If you are partial to citrus scents, you'll love the Brassavola. This orchid releases a fragrant citrussy scent but with a twist: It is only fragrant at night in order to lure in a nocturnal type of moth for pollination.
The Brassavola nodosa, in particular, has a scent that has been described as "white-floral" and "gardenia-like". It can get so strong that it can fill a greenhouse with its pleasing fragrance.
Brassavola is a genus of any various tropical native American orchids from the family Orchidaceae and the tribe Epidendreae. Its flowers can be solitary blooms or in clusters of up to seven. The flowers last about 5 to 30 days depending on the species.
These orchids get their name from one of the most well-known Italian physicians of his time, Antonio Musa Brassavola.

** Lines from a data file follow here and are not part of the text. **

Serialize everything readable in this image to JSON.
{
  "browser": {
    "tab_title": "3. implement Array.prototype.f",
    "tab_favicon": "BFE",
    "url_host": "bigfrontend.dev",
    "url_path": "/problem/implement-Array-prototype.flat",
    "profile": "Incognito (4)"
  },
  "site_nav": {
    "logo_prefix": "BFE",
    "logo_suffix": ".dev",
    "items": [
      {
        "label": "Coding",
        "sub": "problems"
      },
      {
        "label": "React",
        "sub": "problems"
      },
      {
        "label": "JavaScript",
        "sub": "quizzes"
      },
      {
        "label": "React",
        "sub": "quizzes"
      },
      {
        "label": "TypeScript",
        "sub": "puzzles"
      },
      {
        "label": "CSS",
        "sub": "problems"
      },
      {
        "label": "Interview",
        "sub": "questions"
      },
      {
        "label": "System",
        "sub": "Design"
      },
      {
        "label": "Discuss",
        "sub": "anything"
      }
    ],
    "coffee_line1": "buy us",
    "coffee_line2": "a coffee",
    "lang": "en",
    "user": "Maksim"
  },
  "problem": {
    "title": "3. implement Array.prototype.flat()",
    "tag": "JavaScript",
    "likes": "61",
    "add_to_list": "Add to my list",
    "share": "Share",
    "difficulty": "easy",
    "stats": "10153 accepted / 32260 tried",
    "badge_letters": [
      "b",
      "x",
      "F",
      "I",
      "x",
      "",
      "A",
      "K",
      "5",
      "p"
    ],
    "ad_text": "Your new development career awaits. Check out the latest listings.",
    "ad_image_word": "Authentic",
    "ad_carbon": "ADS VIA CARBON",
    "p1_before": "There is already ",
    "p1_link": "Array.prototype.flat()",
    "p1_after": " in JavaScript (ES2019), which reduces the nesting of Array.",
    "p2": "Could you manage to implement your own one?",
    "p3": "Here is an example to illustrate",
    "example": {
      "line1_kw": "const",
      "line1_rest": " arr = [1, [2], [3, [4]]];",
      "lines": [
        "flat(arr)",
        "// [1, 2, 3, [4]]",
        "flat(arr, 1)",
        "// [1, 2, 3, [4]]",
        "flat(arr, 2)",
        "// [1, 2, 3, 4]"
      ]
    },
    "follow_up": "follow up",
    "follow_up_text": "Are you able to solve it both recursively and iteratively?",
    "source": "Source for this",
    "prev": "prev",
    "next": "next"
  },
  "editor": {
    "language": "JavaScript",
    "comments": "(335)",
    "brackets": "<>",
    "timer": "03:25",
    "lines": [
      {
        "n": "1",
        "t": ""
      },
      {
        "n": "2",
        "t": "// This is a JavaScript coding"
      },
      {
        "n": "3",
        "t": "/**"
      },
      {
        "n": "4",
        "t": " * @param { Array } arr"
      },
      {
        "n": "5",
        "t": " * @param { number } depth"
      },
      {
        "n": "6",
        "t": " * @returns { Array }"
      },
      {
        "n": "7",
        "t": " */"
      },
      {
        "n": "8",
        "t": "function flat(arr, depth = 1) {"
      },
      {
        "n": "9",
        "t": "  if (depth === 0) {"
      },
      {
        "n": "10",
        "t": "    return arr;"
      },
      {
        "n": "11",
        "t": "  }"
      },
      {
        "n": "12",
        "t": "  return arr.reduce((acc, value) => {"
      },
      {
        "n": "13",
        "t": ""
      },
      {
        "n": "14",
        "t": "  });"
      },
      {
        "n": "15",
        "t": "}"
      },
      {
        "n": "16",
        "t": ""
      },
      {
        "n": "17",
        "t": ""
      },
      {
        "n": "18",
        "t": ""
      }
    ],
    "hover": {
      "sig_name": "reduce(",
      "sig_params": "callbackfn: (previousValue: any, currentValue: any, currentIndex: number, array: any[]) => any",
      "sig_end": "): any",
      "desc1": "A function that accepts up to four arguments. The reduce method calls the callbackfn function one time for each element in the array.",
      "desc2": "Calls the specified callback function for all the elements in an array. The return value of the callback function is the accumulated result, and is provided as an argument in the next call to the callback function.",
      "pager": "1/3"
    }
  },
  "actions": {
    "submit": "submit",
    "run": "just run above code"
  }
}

Apart from his practical work, he is famous for his writings in the fields of Botany and medicine.
These plants prefer temperatures that are intermediate to warm. They should be kept between 18-23 degrees celsius (64-73 F) during the day but 12 to 15 degrees at night (53-59 F).
A reliable way to identify if a Brassavola is getting enough light is to check its leaves. If they are blotchy with a little tinge of reddish marks, then it means your plant is in optimal health. Otherwise, when the leaves look like a shade darker than their original green color, that means it is not getting enough light and must be moved to a brighter location. Remember that they often prefer bright light but not direct sun.
WATER & HUMIDITY
Brassavola orchids grow best with an atmosphere of 60%-70% humidity and a humidity tray underneath them. Make sure to also water this orchid on a regular basis especially during its growth phase. You can water less when it has fully grown but remember not to let the pseudobulbs wither.
During active growth, feed with an orchid fertilizer of about 1/4 strength every third watering. You can cut back to once a month during the rest period.
These orchids need to be fed all year round because they produce new flushes of leaves and blooms throughout the year.
This orchid plant does well specially in pots or hanging baskets. During the growing stage when the Brassavola is grown on a mounted basket, they may tend to instantly outgrow their original basket and form a specimen that entirely conceals its receptacle. You might also want to repot the orchid every two to three years as needed.
Let's visit Brads Greenhouse and see a Brassavola that he's been taking care of since Spring.